Images do not belong in the copy; retype the rest of the entries below exactly.

[SOURCE INFORMATION — start]

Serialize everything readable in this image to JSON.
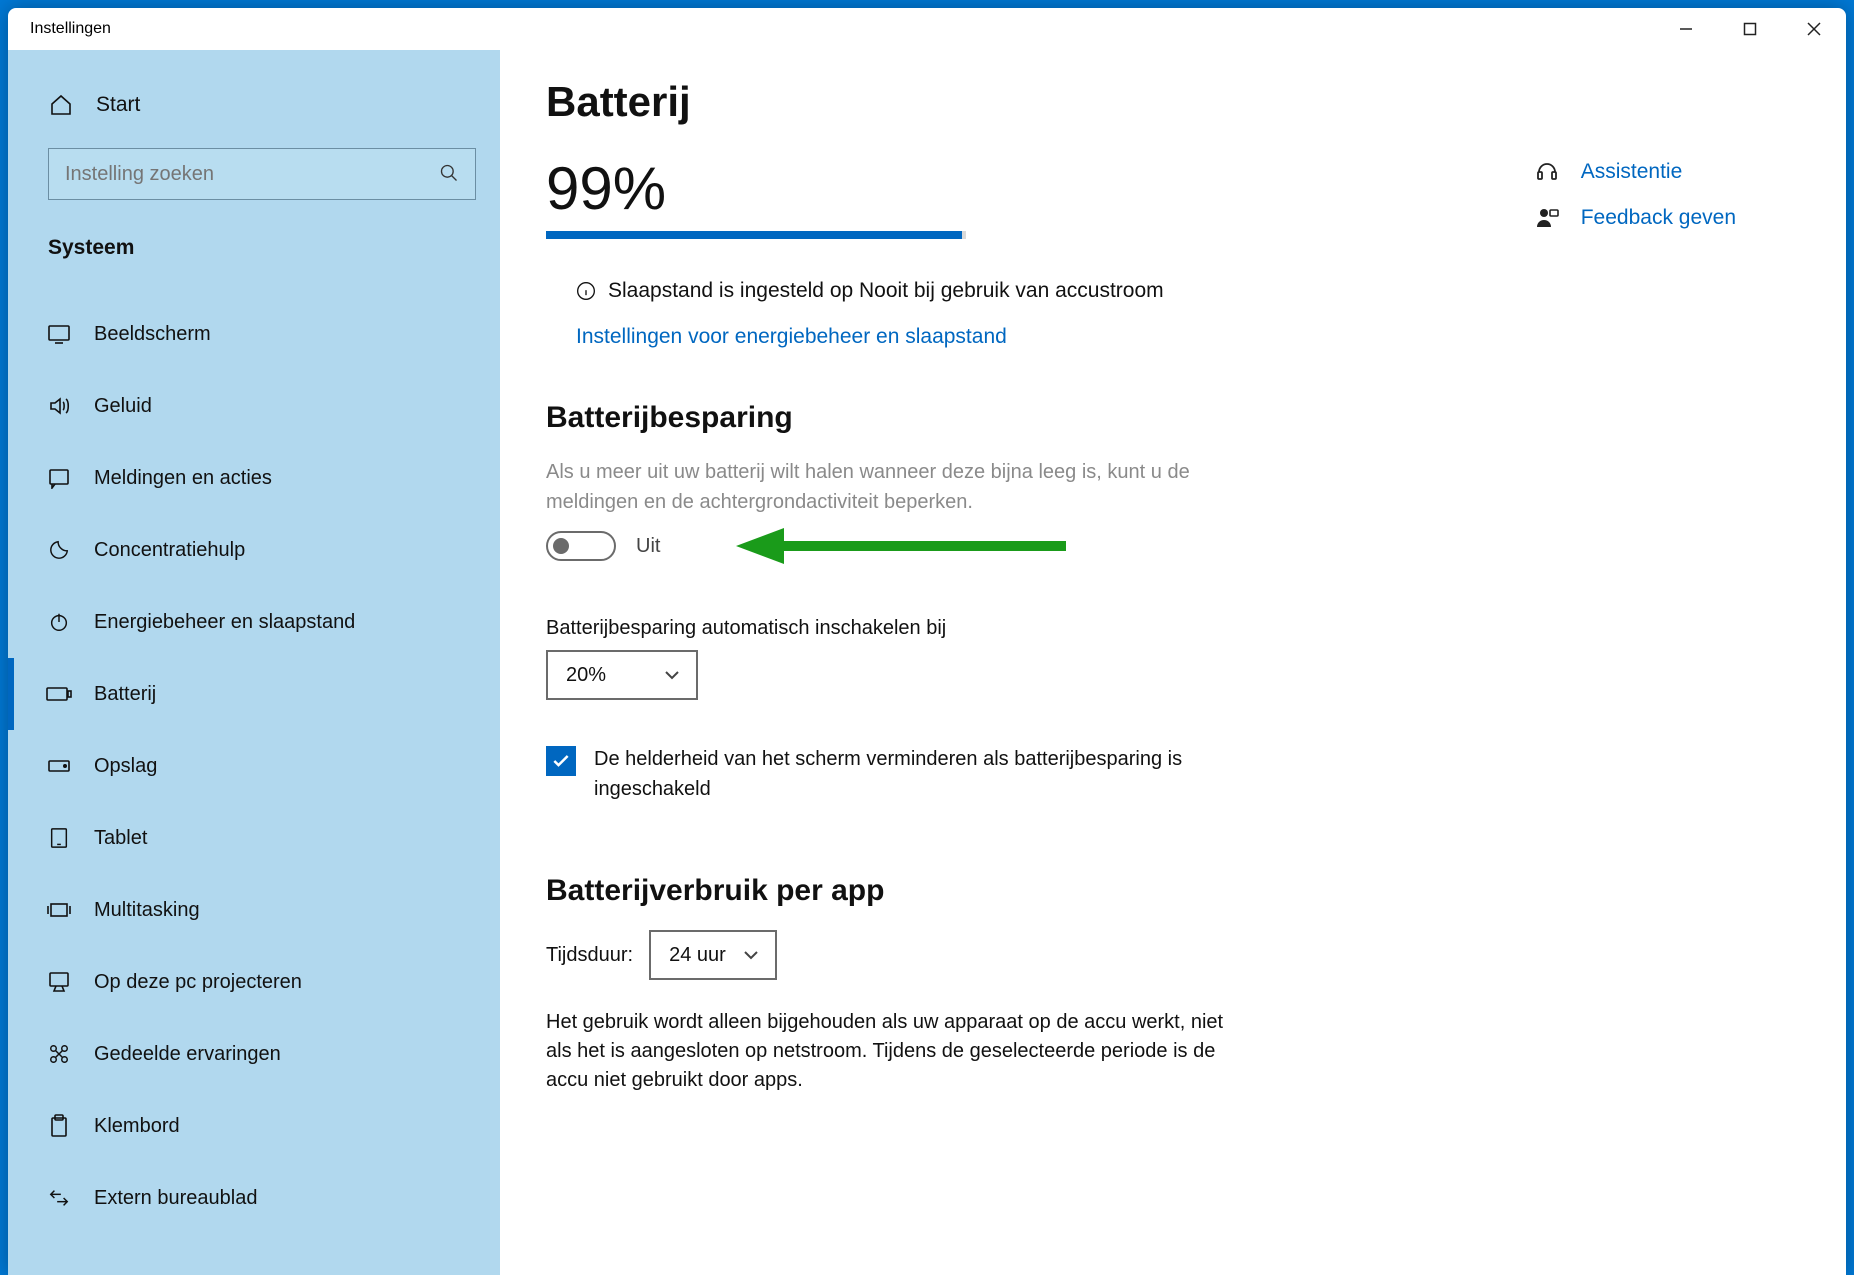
{
  "window": {
    "title": "Instellingen"
  },
  "home_label": "Start",
  "search": {
    "placeholder": "Instelling zoeken"
  },
  "category": "Systeem",
  "nav": [
    {
      "id": "display",
      "label": "Beeldscherm"
    },
    {
      "id": "sound",
      "label": "Geluid"
    },
    {
      "id": "notifications",
      "label": "Meldingen en acties"
    },
    {
      "id": "focus",
      "label": "Concentratiehulp"
    },
    {
      "id": "power",
      "label": "Energiebeheer en slaapstand"
    },
    {
      "id": "battery",
      "label": "Batterij"
    },
    {
      "id": "storage",
      "label": "Opslag"
    },
    {
      "id": "tablet",
      "label": "Tablet"
    },
    {
      "id": "multitasking",
      "label": "Multitasking"
    },
    {
      "id": "projecting",
      "label": "Op deze pc projecteren"
    },
    {
      "id": "shared",
      "label": "Gedeelde ervaringen"
    },
    {
      "id": "clipboard",
      "label": "Klembord"
    },
    {
      "id": "remote",
      "label": "Extern bureaublad"
    }
  ],
  "page": {
    "title": "Batterij",
    "percent": "99%",
    "sleep_info": "Slaapstand is ingesteld op Nooit bij gebruik van accustroom",
    "power_link": "Instellingen voor energiebeheer en slaapstand",
    "saver": {
      "title": "Batterijbesparing",
      "desc": "Als u meer uit uw batterij wilt halen wanneer deze bijna leeg is, kunt u de meldingen en de achtergrondactiviteit beperken.",
      "toggle_state": "Uit",
      "auto_label": "Batterijbesparing automatisch inschakelen bij",
      "auto_value": "20%",
      "brightness_label": "De helderheid van het scherm verminderen als batterijbesparing is ingeschakeld"
    },
    "usage": {
      "title": "Batterijverbruik per app",
      "duration_label": "Tijdsduur:",
      "duration_value": "24 uur",
      "desc": "Het gebruik wordt alleen bijgehouden als uw apparaat op de accu werkt, niet als het is aangesloten op netstroom. Tijdens de geselecteerde periode is de accu niet gebruikt door apps."
    }
  },
  "right": {
    "assist": "Assistentie",
    "feedback": "Feedback geven"
  }
}
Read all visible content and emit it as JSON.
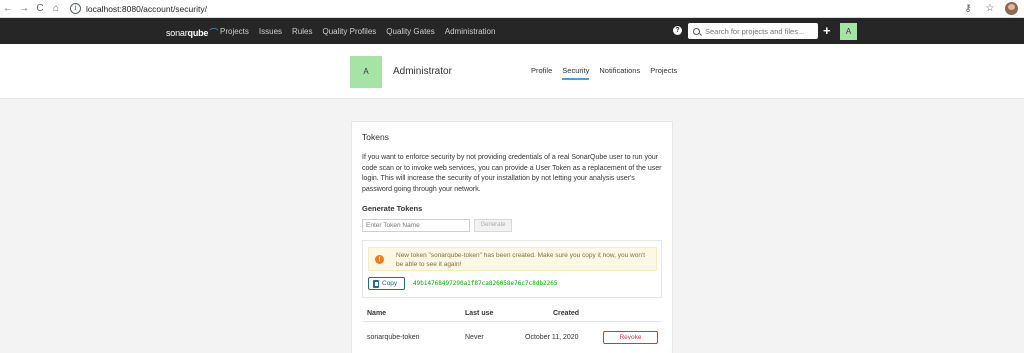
{
  "browser": {
    "back_icon": "←",
    "forward_icon": "→",
    "reload_icon": "C",
    "home_icon": "⌂",
    "info_icon": "i",
    "url": "localhost:8080/account/security/",
    "key_icon": "⚷",
    "star_icon": "☆"
  },
  "nav": {
    "logo_text_1": "sonar",
    "logo_text_2": "qube",
    "items": [
      "Projects",
      "Issues",
      "Rules",
      "Quality Profiles",
      "Quality Gates",
      "Administration"
    ],
    "help_label": "?",
    "search_placeholder": "Search for projects and files...",
    "plus_label": "+",
    "avatar_letter": "A"
  },
  "account": {
    "avatar_letter": "A",
    "name": "Administrator",
    "tabs": [
      "Profile",
      "Security",
      "Notifications",
      "Projects"
    ],
    "active_tab": "Security"
  },
  "tokens": {
    "title": "Tokens",
    "description": "If you want to enforce security by not providing credentials of a real SonarQube user to run your code scan or to invoke web services, you can provide a User Token as a replacement of the user login. This will increase the security of your installation by not letting your analysis user's password going through your network.",
    "generate_title": "Generate Tokens",
    "input_placeholder": "Enter Token Name",
    "generate_label": "Generate",
    "alert_icon": "!",
    "alert_text": "New token \"sonarqube-token\" has been created. Make sure you copy it now, you won't be able to see it again!",
    "copy_label": "Copy",
    "token_value": "49b14768497290a1f87ca826058e76c7c8db2265",
    "table": {
      "headers": [
        "Name",
        "Last use",
        "Created"
      ],
      "rows": [
        {
          "name": "sonarqube-token",
          "last_use": "Never",
          "created": "October 11, 2020",
          "action": "Revoke"
        }
      ]
    }
  },
  "colors": {
    "nav_bg": "#262626",
    "avatar_bg": "#a6e4a6",
    "accent_blue": "#4b9fd5",
    "token_green": "#00aa00",
    "revoke_red": "#d4333f",
    "alert_bg": "#fcf8e3"
  }
}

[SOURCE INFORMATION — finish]

_SOLUTION FOR THIS PROBLEM_
Serialize everything readable in this image to JSON.
{
  "window": {
    "title": "Instellingen"
  },
  "home_label": "Start",
  "search": {
    "placeholder": "Instelling zoeken"
  },
  "category": "Systeem",
  "nav": [
    {
      "id": "display",
      "label": "Beeldscherm"
    },
    {
      "id": "sound",
      "label": "Geluid"
    },
    {
      "id": "notifications",
      "label": "Meldingen en acties"
    },
    {
      "id": "focus",
      "label": "Concentratiehulp"
    },
    {
      "id": "power",
      "label": "Energiebeheer en slaapstand"
    },
    {
      "id": "battery",
      "label": "Batterij"
    },
    {
      "id": "storage",
      "label": "Opslag"
    },
    {
      "id": "tablet",
      "label": "Tablet"
    },
    {
      "id": "multitasking",
      "label": "Multitasking"
    },
    {
      "id": "projecting",
      "label": "Op deze pc projecteren"
    },
    {
      "id": "shared",
      "label": "Gedeelde ervaringen"
    },
    {
      "id": "clipboard",
      "label": "Klembord"
    },
    {
      "id": "remote",
      "label": "Extern bureaublad"
    }
  ],
  "page": {
    "title": "Batterij",
    "percent": "99%",
    "sleep_info": "Slaapstand is ingesteld op Nooit bij gebruik van accustroom",
    "power_link": "Instellingen voor energiebeheer en slaapstand",
    "saver": {
      "title": "Batterijbesparing",
      "desc": "Als u meer uit uw batterij wilt halen wanneer deze bijna leeg is, kunt u de meldingen en de achtergrondactiviteit beperken.",
      "toggle_state": "Uit",
      "auto_label": "Batterijbesparing automatisch inschakelen bij",
      "auto_value": "20%",
      "brightness_label": "De helderheid van het scherm verminderen als batterijbesparing is ingeschakeld"
    },
    "usage": {
      "title": "Batterijverbruik per app",
      "duration_label": "Tijdsduur:",
      "duration_value": "24 uur",
      "desc": "Het gebruik wordt alleen bijgehouden als uw apparaat op de accu werkt, niet als het is aangesloten op netstroom. Tijdens de geselecteerde periode is de accu niet gebruikt door apps."
    }
  },
  "right": {
    "assist": "Assistentie",
    "feedback": "Feedback geven"
  }
}
Read all visible content and emit it as JSON.
{
  "browser": {
    "back_icon": "←",
    "forward_icon": "→",
    "reload_icon": "C",
    "home_icon": "⌂",
    "info_icon": "i",
    "url": "localhost:8080/account/security/",
    "key_icon": "⚷",
    "star_icon": "☆"
  },
  "nav": {
    "logo_text_1": "sonar",
    "logo_text_2": "qube",
    "items": [
      "Projects",
      "Issues",
      "Rules",
      "Quality Profiles",
      "Quality Gates",
      "Administration"
    ],
    "help_label": "?",
    "search_placeholder": "Search for projects and files...",
    "plus_label": "+",
    "avatar_letter": "A"
  },
  "account": {
    "avatar_letter": "A",
    "name": "Administrator",
    "tabs": [
      "Profile",
      "Security",
      "Notifications",
      "Projects"
    ],
    "active_tab": "Security"
  },
  "tokens": {
    "title": "Tokens",
    "description": "If you want to enforce security by not providing credentials of a real SonarQube user to run your code scan or to invoke web services, you can provide a User Token as a replacement of the user login. This will increase the security of your installation by not letting your analysis user's password going through your network.",
    "generate_title": "Generate Tokens",
    "input_placeholder": "Enter Token Name",
    "generate_label": "Generate",
    "alert_icon": "!",
    "alert_text": "New token \"sonarqube-token\" has been created. Make sure you copy it now, you won't be able to see it again!",
    "copy_label": "Copy",
    "token_value": "49b14768497290a1f87ca826058e76c7c8db2265",
    "table": {
      "headers": [
        "Name",
        "Last use",
        "Created"
      ],
      "rows": [
        {
          "name": "sonarqube-token",
          "last_use": "Never",
          "created": "October 11, 2020",
          "action": "Revoke"
        }
      ]
    }
  },
  "colors": {
    "nav_bg": "#262626",
    "avatar_bg": "#a6e4a6",
    "accent_blue": "#4b9fd5",
    "token_green": "#00aa00",
    "revoke_red": "#d4333f",
    "alert_bg": "#fcf8e3"
  }
}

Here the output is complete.